Cui Bono? – Part 1
(Latin Meaning “For Who’s Benefit”)
Actually, most people or “players” benefit and the opportunity is there for all to gain benefit.
Hockey (as well as many other organized sports) can provide many wonderful experiences and great life long lessons. Aside from keeping kids occupied and away from video games or hanging around the plaza, they are engaged in a physical activity that affords the opportunity to learn responsibility, discipline, work ethic, team work and much more.
The More Important Question Is….
Who’s Making Money?
The answer is everyone (and I mean everyone) and the parents are the ones who are paying all of the freight.
The Store that sells the skates and equipment is making money. The guy that sharpens the skates is making money. The hockey schools are making money. Everyone is making money.
Now there’s nothing fundamentally wrong with this. Presumably, the store that sells the skates and equipment provides knowledgeable staff along with good prices and service; the guys that sharpens the skates does a great job at a reasonable price; the hockey school has well run and disciplined teaching sessions at a reasonable price and you see your child improve. The beauty of this is that if any time you do not receive the quality, utility or value desired; you can take your business elsewhere and you can do that immediately.

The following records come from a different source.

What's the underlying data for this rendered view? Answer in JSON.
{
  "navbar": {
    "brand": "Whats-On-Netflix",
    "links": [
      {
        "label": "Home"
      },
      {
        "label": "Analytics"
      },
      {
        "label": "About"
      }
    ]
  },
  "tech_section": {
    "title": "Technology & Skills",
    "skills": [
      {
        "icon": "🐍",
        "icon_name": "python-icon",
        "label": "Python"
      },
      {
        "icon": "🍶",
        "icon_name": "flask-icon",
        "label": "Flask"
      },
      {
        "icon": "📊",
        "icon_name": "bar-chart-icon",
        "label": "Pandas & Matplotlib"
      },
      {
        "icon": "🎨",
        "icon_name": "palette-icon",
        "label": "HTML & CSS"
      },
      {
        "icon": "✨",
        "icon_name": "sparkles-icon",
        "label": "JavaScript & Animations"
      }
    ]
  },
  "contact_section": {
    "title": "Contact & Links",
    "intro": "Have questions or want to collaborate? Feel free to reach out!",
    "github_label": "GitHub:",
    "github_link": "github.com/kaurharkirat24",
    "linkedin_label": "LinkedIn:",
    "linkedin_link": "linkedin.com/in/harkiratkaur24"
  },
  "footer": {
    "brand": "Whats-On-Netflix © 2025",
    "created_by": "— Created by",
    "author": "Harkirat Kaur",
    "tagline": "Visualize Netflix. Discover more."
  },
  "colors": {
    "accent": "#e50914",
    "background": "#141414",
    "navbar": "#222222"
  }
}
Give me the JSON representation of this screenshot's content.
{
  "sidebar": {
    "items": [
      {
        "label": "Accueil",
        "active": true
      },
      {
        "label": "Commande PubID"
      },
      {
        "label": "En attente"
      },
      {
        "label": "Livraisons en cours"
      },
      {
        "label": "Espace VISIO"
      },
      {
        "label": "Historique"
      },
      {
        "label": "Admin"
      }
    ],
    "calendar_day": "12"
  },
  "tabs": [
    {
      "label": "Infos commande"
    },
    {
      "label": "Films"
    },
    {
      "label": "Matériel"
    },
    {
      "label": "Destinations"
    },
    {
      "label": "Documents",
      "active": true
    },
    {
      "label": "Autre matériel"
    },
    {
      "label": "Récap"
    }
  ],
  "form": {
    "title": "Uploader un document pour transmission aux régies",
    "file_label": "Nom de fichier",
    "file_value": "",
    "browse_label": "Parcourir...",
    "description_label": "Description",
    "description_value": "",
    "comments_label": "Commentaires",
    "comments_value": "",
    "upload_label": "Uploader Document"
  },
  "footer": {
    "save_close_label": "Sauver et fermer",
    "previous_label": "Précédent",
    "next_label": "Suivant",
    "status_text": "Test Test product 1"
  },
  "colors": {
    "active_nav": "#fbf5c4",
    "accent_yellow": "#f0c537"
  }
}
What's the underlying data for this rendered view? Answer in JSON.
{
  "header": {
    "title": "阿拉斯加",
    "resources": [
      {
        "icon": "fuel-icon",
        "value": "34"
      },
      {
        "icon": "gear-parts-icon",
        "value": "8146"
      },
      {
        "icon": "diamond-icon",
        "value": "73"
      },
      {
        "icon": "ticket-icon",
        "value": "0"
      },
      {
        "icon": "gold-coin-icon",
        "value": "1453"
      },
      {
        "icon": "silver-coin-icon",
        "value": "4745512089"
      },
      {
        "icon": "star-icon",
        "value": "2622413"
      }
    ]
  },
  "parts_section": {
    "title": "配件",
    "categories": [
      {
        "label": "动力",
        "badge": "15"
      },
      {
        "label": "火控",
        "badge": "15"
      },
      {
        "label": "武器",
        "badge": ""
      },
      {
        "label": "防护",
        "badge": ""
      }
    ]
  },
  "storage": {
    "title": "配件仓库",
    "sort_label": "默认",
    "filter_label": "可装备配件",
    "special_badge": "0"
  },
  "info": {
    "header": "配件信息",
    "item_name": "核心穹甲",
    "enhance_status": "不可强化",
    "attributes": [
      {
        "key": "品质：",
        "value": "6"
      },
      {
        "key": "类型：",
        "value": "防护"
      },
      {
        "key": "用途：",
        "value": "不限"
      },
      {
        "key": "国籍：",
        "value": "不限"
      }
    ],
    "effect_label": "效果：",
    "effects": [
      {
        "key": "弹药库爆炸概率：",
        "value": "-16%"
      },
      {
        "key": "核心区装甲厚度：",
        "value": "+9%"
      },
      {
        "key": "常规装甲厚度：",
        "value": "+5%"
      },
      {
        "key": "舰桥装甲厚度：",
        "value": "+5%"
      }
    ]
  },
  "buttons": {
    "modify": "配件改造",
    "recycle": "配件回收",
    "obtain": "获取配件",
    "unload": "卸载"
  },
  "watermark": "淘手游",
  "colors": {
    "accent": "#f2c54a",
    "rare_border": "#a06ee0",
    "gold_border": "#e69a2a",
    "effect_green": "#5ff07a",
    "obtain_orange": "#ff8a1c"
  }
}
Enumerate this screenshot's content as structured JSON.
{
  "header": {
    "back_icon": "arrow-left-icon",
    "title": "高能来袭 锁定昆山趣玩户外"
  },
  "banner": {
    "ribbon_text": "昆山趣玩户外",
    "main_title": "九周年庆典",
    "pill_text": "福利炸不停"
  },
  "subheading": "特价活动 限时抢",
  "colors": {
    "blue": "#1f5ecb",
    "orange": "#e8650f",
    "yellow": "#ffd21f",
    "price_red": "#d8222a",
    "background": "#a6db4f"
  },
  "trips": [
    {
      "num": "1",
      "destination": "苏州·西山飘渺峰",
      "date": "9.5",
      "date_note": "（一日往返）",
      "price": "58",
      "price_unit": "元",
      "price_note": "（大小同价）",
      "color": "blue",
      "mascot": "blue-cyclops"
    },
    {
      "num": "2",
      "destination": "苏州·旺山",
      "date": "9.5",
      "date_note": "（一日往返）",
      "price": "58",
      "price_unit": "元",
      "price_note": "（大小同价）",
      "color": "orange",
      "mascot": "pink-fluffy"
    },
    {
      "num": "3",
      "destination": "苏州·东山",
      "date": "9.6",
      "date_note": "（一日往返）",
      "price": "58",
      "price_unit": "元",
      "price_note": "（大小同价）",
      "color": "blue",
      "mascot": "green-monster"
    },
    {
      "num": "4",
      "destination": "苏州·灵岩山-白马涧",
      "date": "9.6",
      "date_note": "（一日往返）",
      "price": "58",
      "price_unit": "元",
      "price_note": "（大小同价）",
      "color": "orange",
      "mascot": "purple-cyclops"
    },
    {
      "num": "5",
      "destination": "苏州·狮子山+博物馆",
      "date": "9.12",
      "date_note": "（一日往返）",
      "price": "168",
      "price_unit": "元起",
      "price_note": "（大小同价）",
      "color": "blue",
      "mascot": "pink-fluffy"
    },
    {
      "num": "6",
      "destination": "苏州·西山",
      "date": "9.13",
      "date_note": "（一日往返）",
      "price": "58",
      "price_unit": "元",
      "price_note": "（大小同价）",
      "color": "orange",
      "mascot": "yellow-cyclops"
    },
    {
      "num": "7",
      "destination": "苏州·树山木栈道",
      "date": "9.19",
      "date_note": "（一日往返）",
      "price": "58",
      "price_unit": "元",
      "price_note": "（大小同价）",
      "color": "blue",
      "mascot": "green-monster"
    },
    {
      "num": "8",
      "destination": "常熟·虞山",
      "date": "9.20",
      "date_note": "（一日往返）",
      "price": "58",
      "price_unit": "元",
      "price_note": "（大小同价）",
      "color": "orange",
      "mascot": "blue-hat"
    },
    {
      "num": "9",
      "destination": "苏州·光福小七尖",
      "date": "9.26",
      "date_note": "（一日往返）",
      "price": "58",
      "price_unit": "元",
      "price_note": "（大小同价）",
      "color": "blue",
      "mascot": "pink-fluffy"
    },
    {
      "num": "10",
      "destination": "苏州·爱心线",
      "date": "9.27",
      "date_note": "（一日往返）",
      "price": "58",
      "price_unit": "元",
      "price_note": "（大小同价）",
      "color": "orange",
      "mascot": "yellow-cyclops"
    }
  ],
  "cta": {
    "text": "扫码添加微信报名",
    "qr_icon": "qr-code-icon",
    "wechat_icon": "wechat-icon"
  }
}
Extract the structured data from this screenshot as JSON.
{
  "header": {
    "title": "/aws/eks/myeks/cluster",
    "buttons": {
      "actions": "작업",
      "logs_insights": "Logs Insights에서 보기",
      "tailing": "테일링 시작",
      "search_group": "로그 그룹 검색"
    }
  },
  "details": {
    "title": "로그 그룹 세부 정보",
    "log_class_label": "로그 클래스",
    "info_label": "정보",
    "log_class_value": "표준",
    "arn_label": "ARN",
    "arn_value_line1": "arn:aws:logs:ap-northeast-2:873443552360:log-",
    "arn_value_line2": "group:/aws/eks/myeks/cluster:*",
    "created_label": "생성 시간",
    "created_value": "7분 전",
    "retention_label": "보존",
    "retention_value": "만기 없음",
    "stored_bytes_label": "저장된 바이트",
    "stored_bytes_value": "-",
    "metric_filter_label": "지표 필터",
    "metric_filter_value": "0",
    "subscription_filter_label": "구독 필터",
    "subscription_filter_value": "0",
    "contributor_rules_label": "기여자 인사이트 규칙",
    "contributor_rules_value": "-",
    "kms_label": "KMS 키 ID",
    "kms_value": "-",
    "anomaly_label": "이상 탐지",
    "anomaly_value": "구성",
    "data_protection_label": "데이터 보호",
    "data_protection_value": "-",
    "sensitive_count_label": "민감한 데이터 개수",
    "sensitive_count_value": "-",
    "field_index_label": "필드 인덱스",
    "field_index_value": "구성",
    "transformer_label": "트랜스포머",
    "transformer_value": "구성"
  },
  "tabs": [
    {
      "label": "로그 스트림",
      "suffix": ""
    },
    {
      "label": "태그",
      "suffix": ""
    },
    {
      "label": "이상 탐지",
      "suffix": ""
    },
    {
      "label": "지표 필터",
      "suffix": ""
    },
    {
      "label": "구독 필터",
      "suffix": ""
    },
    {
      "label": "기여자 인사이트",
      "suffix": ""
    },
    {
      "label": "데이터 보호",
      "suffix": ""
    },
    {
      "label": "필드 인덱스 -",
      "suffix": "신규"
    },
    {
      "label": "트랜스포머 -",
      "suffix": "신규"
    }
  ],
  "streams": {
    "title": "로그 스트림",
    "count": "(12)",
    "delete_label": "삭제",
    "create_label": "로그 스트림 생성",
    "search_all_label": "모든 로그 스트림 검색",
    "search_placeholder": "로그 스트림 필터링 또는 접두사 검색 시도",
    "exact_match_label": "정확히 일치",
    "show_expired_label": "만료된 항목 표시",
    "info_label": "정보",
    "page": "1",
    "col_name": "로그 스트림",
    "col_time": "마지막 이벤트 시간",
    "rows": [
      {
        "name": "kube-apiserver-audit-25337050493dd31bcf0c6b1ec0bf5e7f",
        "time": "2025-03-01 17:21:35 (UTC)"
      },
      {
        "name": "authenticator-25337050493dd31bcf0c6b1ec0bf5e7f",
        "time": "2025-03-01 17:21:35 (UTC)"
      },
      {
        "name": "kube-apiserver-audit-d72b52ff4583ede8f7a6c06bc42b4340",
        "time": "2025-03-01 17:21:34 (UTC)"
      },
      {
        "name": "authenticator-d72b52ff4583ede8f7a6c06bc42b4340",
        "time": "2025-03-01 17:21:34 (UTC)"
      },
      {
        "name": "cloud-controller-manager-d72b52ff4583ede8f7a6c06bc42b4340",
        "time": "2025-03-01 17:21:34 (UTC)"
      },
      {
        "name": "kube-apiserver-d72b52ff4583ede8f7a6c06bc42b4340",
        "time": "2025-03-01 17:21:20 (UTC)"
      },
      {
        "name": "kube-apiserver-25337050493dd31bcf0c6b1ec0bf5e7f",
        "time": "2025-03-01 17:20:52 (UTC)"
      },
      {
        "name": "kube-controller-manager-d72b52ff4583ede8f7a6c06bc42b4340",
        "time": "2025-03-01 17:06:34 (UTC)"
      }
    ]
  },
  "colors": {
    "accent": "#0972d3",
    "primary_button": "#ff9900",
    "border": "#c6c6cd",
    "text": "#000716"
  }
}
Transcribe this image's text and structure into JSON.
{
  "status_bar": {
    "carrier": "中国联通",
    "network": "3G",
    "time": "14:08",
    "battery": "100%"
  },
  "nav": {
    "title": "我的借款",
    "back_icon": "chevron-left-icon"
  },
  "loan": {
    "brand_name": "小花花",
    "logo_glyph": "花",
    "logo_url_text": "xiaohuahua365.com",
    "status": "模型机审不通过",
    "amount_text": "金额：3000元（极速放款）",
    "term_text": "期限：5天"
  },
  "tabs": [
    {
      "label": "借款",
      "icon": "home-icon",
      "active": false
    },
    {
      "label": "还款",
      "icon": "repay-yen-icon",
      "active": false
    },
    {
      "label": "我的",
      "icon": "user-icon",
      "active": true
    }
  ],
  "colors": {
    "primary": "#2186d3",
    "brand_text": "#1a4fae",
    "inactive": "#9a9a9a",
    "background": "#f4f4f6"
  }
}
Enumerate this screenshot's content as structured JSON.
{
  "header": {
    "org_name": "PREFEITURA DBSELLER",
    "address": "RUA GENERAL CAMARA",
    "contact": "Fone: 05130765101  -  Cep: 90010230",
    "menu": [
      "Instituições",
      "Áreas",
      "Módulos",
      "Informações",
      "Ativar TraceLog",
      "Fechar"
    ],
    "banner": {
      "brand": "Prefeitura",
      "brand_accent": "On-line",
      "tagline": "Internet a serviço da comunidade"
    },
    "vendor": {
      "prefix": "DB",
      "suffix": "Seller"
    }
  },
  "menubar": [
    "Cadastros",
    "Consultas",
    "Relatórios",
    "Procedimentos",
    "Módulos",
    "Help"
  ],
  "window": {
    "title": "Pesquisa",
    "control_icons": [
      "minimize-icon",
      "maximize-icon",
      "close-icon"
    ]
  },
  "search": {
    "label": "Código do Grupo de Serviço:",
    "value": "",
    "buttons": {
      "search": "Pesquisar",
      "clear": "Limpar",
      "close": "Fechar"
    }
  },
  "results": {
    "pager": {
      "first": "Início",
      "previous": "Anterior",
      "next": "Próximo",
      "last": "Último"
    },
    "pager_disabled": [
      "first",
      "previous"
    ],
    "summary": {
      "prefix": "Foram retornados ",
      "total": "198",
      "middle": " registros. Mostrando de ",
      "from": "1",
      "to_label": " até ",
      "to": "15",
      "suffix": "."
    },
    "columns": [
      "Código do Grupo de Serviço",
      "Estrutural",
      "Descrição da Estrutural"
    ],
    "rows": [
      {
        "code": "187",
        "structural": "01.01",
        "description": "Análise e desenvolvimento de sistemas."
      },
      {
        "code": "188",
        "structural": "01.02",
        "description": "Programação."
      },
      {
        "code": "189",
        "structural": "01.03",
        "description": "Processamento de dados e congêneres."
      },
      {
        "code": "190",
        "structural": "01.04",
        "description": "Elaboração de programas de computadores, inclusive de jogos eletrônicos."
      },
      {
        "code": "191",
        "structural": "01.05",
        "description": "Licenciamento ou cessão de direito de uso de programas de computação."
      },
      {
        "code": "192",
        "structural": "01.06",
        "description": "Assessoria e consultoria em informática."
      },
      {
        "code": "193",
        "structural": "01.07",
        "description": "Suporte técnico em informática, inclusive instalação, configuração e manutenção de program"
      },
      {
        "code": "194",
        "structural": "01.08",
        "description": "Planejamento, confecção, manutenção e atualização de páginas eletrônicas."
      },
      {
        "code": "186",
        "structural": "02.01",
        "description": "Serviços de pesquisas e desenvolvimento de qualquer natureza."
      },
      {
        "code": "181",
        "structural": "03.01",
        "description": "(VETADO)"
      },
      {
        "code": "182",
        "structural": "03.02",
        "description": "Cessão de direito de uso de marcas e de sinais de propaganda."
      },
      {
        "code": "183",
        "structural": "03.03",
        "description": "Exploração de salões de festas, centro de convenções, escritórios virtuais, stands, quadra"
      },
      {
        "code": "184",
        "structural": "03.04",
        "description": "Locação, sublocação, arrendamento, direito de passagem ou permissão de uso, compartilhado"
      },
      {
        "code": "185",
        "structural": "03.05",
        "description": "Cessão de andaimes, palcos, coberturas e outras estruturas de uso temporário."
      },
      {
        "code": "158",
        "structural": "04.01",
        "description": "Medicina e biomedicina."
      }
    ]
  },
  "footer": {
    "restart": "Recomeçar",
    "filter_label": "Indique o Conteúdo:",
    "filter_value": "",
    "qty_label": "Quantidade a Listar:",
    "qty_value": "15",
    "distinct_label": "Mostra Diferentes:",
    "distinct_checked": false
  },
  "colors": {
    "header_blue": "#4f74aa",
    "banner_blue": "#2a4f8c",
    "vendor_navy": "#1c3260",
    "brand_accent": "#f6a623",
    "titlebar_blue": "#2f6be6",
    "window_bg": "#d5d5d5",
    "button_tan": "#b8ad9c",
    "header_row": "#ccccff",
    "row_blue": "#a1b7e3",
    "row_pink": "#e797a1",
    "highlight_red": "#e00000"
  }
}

Who Else Is Making Money?
A relatively new development is paid coaches at the minor levels of hockey. In the good old days coaches were all volunteers. I’ll cover this at another time because the there were a lot of changes at the time that this developed and it requires a lot more discussion.
The GTHL is making money. The GTHL runs the largest minor hockey league in the world with over 9,000 players made up over 500 teams at the A, AA, and AAA levels. To their credit, they provide audited yearly financial statements, however the statements are not exactly detailed and I don’t know how many people actually ever look at them.
The individual organizations that are member clubs of the GTHL are making money. Interestingly, there is a GTHL Rule that the member clubs have to file financial statements to the league every year, however it seems they are most interested in financial viability of the member clubs for the upcoming season. Also, I find it very interesting that the League rules have quite a bit about governance requirements regarding financial procedures and disclosure of the individual team finances within the League’s member clubs.
Both the GTHL and the member clubs of the GTHL are supposed to be non-profit organizations.
This Is Important
One thing you need to understand that once you sign with a member club of a hockey organization you are signing a league card binding you to that club for the entirety of that hockey season. And by the way, you do not get to test drive a team. Unlike with the sporting goods store, the hockey school or the skate sharpener; you’re stuck. You cannot just go pick up and play with another team in mid-season if you’re unhappy. It’s not impossible to get a release and play with another team, but no one is going to make it at all easy for you and your options are limited.
In the next part I’ll continue with the theme of “Cui Bono” and talk about the interesting transformation of what started as local community based hockey organizations.
There’s a lot more to come.